Work to be completed = Whenever a line of the listing contains the string "JSON", return that line.

━━━━━━━━━━━━━━━━

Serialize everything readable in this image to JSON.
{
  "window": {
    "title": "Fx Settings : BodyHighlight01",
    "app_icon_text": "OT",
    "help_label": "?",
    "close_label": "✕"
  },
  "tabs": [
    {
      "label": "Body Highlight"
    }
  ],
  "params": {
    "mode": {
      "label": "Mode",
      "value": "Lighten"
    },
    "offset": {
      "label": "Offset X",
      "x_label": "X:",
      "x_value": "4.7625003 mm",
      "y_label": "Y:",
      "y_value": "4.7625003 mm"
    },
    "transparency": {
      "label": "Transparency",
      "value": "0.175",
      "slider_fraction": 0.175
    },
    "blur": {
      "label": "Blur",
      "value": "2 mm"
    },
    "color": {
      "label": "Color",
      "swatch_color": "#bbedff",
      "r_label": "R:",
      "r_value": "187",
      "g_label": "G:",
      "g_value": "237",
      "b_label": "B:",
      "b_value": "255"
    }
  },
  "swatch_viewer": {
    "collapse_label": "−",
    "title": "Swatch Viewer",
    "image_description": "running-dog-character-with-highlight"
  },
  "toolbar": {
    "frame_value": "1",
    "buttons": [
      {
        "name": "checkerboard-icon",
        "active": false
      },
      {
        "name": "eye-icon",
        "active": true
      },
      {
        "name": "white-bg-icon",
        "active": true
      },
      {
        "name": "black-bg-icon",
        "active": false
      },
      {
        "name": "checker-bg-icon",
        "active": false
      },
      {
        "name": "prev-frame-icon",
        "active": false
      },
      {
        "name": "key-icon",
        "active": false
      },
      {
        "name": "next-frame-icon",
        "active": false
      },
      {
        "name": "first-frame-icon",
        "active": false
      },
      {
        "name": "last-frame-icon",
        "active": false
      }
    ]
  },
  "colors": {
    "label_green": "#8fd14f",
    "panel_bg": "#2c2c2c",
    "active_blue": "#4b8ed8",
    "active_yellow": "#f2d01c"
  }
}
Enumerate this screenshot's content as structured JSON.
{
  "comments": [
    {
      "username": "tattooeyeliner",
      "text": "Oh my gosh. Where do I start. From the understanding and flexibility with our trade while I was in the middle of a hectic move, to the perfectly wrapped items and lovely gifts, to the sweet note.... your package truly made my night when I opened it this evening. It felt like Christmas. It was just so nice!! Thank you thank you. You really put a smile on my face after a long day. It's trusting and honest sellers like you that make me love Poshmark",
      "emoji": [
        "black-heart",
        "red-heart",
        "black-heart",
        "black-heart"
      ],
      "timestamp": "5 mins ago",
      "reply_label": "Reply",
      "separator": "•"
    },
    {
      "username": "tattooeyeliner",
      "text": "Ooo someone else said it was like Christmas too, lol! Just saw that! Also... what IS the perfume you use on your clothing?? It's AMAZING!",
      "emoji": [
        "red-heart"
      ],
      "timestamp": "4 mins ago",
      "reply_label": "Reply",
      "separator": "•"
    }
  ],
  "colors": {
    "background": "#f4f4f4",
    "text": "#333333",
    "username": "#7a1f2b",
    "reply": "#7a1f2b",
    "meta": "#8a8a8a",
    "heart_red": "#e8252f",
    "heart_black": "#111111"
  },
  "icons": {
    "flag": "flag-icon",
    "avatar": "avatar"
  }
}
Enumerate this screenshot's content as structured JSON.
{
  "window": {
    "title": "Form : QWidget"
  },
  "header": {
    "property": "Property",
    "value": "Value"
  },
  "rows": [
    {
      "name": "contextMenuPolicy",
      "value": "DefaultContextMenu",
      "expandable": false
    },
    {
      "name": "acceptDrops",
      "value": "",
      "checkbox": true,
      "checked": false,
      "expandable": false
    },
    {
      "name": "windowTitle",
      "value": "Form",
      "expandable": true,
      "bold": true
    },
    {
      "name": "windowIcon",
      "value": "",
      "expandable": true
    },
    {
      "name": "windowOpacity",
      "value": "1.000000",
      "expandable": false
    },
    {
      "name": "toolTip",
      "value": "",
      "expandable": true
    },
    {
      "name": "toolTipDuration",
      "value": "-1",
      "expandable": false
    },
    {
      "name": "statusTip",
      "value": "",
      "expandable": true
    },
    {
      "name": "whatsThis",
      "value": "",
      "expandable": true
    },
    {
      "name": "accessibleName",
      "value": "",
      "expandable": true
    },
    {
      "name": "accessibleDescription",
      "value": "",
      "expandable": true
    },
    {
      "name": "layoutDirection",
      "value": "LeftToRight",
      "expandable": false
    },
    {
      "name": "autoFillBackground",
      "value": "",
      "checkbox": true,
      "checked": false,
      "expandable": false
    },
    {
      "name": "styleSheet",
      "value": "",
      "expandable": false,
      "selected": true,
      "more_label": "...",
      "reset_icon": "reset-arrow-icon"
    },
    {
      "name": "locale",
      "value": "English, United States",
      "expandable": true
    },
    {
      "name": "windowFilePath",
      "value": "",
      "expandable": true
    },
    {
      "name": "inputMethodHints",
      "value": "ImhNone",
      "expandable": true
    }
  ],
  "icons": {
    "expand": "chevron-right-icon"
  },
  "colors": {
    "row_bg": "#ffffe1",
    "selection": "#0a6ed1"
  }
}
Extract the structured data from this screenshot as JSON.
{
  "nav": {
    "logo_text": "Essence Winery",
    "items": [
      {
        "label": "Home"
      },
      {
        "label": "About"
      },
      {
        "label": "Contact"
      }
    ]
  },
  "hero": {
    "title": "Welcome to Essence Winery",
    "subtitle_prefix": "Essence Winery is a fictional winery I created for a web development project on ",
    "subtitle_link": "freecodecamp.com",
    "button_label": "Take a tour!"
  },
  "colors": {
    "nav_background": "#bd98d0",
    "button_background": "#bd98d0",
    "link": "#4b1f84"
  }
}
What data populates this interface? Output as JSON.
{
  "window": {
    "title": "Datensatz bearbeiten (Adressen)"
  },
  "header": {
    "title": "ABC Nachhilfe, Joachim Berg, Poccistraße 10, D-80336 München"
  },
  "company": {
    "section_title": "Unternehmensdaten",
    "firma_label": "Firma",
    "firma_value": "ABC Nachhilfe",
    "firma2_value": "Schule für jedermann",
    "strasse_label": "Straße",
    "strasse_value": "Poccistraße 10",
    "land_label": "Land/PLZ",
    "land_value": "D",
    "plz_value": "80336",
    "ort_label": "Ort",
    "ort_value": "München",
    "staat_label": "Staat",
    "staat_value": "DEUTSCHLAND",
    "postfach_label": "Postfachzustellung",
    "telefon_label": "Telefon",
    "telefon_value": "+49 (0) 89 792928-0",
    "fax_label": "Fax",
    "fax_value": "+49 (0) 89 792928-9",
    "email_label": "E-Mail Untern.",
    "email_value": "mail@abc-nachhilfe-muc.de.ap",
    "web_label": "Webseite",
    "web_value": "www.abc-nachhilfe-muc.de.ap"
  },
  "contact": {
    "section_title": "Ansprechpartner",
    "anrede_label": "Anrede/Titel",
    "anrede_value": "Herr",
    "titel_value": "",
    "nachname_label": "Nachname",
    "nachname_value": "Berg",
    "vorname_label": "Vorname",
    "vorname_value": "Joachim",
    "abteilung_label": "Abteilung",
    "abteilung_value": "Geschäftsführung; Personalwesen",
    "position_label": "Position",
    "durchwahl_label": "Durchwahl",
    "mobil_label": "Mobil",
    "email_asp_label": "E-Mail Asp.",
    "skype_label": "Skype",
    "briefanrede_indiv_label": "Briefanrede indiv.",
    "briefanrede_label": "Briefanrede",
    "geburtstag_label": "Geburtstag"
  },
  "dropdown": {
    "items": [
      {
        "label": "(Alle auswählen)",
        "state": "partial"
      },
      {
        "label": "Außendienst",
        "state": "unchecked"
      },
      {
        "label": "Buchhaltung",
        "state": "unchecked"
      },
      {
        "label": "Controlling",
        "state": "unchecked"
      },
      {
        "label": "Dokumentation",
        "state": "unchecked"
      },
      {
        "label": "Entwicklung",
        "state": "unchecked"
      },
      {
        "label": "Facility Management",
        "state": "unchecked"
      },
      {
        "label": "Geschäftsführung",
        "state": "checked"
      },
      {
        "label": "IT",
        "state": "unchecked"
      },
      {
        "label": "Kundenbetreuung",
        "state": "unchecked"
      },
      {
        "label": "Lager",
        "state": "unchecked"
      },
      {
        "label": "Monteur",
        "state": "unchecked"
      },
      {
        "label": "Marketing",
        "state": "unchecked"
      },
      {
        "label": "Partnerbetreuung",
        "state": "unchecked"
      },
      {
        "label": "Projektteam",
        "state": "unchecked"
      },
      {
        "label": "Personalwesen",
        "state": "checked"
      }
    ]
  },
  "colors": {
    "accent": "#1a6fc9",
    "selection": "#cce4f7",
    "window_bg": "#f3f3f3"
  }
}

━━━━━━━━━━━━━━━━

Answer to this task =
Serialize everything readable in this image to JSON.
Enumerate this screenshot's content as structured JSON.
Enumerate this screenshot's content as structured JSON.
Extract the structured data from this screenshot as JSON.
What data populates this interface? Output as JSON.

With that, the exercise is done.